Every entry is to be written out word for word.

--- RECORDED DATA Enclosed Below ---

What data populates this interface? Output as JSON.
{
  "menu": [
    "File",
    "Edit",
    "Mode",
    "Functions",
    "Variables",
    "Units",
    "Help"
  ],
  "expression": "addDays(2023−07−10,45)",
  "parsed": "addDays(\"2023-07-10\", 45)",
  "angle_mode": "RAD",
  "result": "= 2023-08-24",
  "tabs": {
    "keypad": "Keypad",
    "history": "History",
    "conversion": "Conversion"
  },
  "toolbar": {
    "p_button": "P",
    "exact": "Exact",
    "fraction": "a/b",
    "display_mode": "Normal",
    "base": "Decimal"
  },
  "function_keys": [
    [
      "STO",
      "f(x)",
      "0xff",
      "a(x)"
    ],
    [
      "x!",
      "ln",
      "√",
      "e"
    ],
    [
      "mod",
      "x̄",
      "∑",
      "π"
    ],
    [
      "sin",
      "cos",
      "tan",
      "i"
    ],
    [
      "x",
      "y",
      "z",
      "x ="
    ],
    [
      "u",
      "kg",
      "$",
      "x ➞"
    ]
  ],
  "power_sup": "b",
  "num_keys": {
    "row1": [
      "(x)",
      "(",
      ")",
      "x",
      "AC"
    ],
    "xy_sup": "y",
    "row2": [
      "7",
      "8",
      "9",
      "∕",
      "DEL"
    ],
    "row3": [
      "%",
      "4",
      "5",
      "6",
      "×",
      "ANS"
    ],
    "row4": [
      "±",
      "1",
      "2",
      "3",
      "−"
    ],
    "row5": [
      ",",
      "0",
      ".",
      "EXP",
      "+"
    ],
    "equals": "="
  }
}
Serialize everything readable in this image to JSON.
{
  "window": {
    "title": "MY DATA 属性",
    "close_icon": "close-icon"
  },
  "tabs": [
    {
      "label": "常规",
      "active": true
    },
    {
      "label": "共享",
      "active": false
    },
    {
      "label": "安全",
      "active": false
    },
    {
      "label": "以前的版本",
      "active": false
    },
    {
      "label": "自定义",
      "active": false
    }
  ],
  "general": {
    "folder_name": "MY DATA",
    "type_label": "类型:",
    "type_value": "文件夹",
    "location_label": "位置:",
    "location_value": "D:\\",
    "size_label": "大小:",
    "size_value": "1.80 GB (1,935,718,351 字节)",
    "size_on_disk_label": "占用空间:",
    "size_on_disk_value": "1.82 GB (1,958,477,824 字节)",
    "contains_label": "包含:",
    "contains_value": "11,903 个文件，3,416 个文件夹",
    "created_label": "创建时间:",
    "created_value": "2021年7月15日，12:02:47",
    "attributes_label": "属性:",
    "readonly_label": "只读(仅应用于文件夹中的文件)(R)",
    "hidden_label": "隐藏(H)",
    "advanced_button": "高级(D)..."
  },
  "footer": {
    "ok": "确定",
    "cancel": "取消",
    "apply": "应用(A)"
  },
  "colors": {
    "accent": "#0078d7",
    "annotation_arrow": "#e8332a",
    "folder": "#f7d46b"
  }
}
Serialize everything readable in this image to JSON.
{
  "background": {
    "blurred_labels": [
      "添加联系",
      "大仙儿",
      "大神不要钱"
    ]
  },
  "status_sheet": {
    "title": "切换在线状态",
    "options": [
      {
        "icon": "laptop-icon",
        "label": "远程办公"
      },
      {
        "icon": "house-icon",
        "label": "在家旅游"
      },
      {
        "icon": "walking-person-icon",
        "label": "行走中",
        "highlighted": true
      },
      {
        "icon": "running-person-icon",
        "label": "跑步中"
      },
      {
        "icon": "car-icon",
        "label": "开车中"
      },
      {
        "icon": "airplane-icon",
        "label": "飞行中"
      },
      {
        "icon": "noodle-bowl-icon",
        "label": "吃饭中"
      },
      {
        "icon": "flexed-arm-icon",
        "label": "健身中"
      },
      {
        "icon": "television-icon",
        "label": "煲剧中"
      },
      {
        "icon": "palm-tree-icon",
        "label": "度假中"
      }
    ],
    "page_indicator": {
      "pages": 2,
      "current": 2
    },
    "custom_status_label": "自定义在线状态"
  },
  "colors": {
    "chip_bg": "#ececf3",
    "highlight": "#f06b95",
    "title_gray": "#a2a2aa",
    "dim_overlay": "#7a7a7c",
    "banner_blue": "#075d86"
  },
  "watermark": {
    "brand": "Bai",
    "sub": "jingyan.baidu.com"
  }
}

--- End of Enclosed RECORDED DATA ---

» ANSWER TO THIS TASK
What data populates this interface? Output as JSON.
{
  "menu": [
    "File",
    "Edit",
    "Mode",
    "Functions",
    "Variables",
    "Units",
    "Help"
  ],
  "expression": "addDays(2023−07−10,45)",
  "parsed": "addDays(\"2023-07-10\", 45)",
  "angle_mode": "RAD",
  "result": "= 2023-08-24",
  "tabs": {
    "keypad": "Keypad",
    "history": "History",
    "conversion": "Conversion"
  },
  "toolbar": {
    "p_button": "P",
    "exact": "Exact",
    "fraction": "a/b",
    "display_mode": "Normal",
    "base": "Decimal"
  },
  "function_keys": [
    [
      "STO",
      "f(x)",
      "0xff",
      "a(x)"
    ],
    [
      "x!",
      "ln",
      "√",
      "e"
    ],
    [
      "mod",
      "x̄",
      "∑",
      "π"
    ],
    [
      "sin",
      "cos",
      "tan",
      "i"
    ],
    [
      "x",
      "y",
      "z",
      "x ="
    ],
    [
      "u",
      "kg",
      "$",
      "x ➞"
    ]
  ],
  "power_sup": "b",
  "num_keys": {
    "row1": [
      "(x)",
      "(",
      ")",
      "x",
      "AC"
    ],
    "xy_sup": "y",
    "row2": [
      "7",
      "8",
      "9",
      "∕",
      "DEL"
    ],
    "row3": [
      "%",
      "4",
      "5",
      "6",
      "×",
      "ANS"
    ],
    "row4": [
      "±",
      "1",
      "2",
      "3",
      "−"
    ],
    "row5": [
      ",",
      "0",
      ".",
      "EXP",
      "+"
    ],
    "equals": "="
  }
}
Serialize everything readable in this image to JSON.
{
  "window": {
    "title": "MY DATA 属性",
    "close_icon": "close-icon"
  },
  "tabs": [
    {
      "label": "常规",
      "active": true
    },
    {
      "label": "共享",
      "active": false
    },
    {
      "label": "安全",
      "active": false
    },
    {
      "label": "以前的版本",
      "active": false
    },
    {
      "label": "自定义",
      "active": false
    }
  ],
  "general": {
    "folder_name": "MY DATA",
    "type_label": "类型:",
    "type_value": "文件夹",
    "location_label": "位置:",
    "location_value": "D:\\",
    "size_label": "大小:",
    "size_value": "1.80 GB (1,935,718,351 字节)",
    "size_on_disk_label": "占用空间:",
    "size_on_disk_value": "1.82 GB (1,958,477,824 字节)",
    "contains_label": "包含:",
    "contains_value": "11,903 个文件，3,416 个文件夹",
    "created_label": "创建时间:",
    "created_value": "2021年7月15日，12:02:47",
    "attributes_label": "属性:",
    "readonly_label": "只读(仅应用于文件夹中的文件)(R)",
    "hidden_label": "隐藏(H)",
    "advanced_button": "高级(D)..."
  },
  "footer": {
    "ok": "确定",
    "cancel": "取消",
    "apply": "应用(A)"
  },
  "colors": {
    "accent": "#0078d7",
    "annotation_arrow": "#e8332a",
    "folder": "#f7d46b"
  }
}
Serialize everything readable in this image to JSON.
{
  "background": {
    "blurred_labels": [
      "添加联系",
      "大仙儿",
      "大神不要钱"
    ]
  },
  "status_sheet": {
    "title": "切换在线状态",
    "options": [
      {
        "icon": "laptop-icon",
        "label": "远程办公"
      },
      {
        "icon": "house-icon",
        "label": "在家旅游"
      },
      {
        "icon": "walking-person-icon",
        "label": "行走中",
        "highlighted": true
      },
      {
        "icon": "running-person-icon",
        "label": "跑步中"
      },
      {
        "icon": "car-icon",
        "label": "开车中"
      },
      {
        "icon": "airplane-icon",
        "label": "飞行中"
      },
      {
        "icon": "noodle-bowl-icon",
        "label": "吃饭中"
      },
      {
        "icon": "flexed-arm-icon",
        "label": "健身中"
      },
      {
        "icon": "television-icon",
        "label": "煲剧中"
      },
      {
        "icon": "palm-tree-icon",
        "label": "度假中"
      }
    ],
    "page_indicator": {
      "pages": 2,
      "current": 2
    },
    "custom_status_label": "自定义在线状态"
  },
  "colors": {
    "chip_bg": "#ececf3",
    "highlight": "#f06b95",
    "title_gray": "#a2a2aa",
    "dim_overlay": "#7a7a7c",
    "banner_blue": "#075d86"
  },
  "watermark": {
    "brand": "Bai",
    "sub": "jingyan.baidu.com"
  }
}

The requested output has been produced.